The Senate Banking Committee is expected to hold a hearing later this month on legislation by Sen. Mark Udall that would raise the cap on member business loans up to as much as 27.5%, several sources told Credit Union Times on Thursday.
The sources, who requested anonymity, said the panel is likely to hold a hearing during the week of June 13. A committee spokesman didn’t immediately return a request for comment.
Credit unions have been fighting for this bill for several years and thought they came close last year but it was thwarted by procedural issues.
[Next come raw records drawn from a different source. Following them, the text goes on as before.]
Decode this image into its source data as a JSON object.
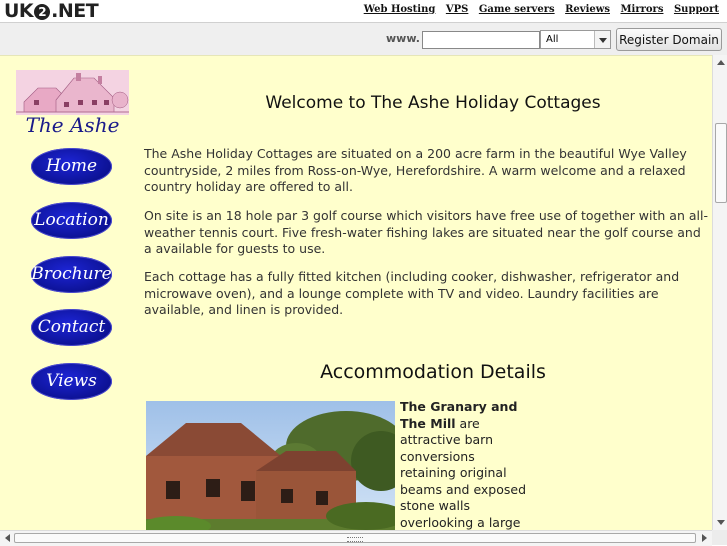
{
  "site": {
    "logo_left": "UK",
    "logo_mid": "2",
    "logo_right": ".NET"
  },
  "toplinks": [
    {
      "label": "Web Hosting"
    },
    {
      "label": "VPS"
    },
    {
      "label": "Game servers"
    },
    {
      "label": "Reviews"
    },
    {
      "label": "Mirrors"
    },
    {
      "label": "Support"
    }
  ],
  "domain": {
    "www_label": "www.",
    "input_value": "",
    "tld_selected": "All",
    "register_label": "Register Domain"
  },
  "sidebar": {
    "logo_title": "The Ashe",
    "nav": [
      {
        "label": "Home"
      },
      {
        "label": "Location"
      },
      {
        "label": "Brochure"
      },
      {
        "label": "Contact"
      },
      {
        "label": "Views"
      }
    ]
  },
  "main": {
    "welcome": "Welcome to The Ashe Holiday Cottages",
    "para1": "The Ashe Holiday Cottages are situated on a 200 acre farm in the beautiful Wye Valley countryside, 2 miles from Ross-on-Wye, Herefordshire. A warm welcome and a relaxed country holiday are offered to all.",
    "para2": "On site is an 18 hole par 3 golf course which visitors have free use of together with an all-weather tennis court.  Five fresh-water fishing lakes are situated near the golf course and a available for guests to use.",
    "para3": "Each cottage has a fully fitted kitchen (including cooker, dishwasher, refrigerator and microwave oven), and a lounge complete with TV and video. Laundry facilities are available, and linen is provided.",
    "accommodation_heading": "Accommodation Details",
    "cottage_bold": "The Granary and The Mill",
    "cottage_text": " are attractive barn conversions retaining original beams and exposed stone walls overlooking a large"
  },
  "colors": {
    "page_bg": "#ffffcc",
    "nav_button": "#0b108f",
    "logo_text": "#1a1a8a"
  }
}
Also, some senators were concerned that the bill, which has 18 cosponsors, hadn’t been the subject of a hearing in that chamber.
Under the bill by Udall (D-Colo.), eligible credit unions will be able to increase their small business lending to 27.5% of total assets, at a rate of growth not to exceed 30% a year. Credit unions must be well-capitalized, be at or above 80% of the current cap, have five or more years of member business lending experience and be able to demonstrate sound underwriting and servicing. If a credit union’s net worth ratio falls below the well-capitalized requirement (currently 7%), it would have to stop making new business loans.
Currently, business loans of $50,000 or more count toward the cap. CUNA and NAFCU have tried to raise that to $250,000 but that is not part of Udall’s bill or a companion bill that has been introduced in the House.
The House bill, sponsored by Reps. Ed Royce (R-Calif.) and Carolyn McCarthy (D-N.Y.), has 33 cosponsors.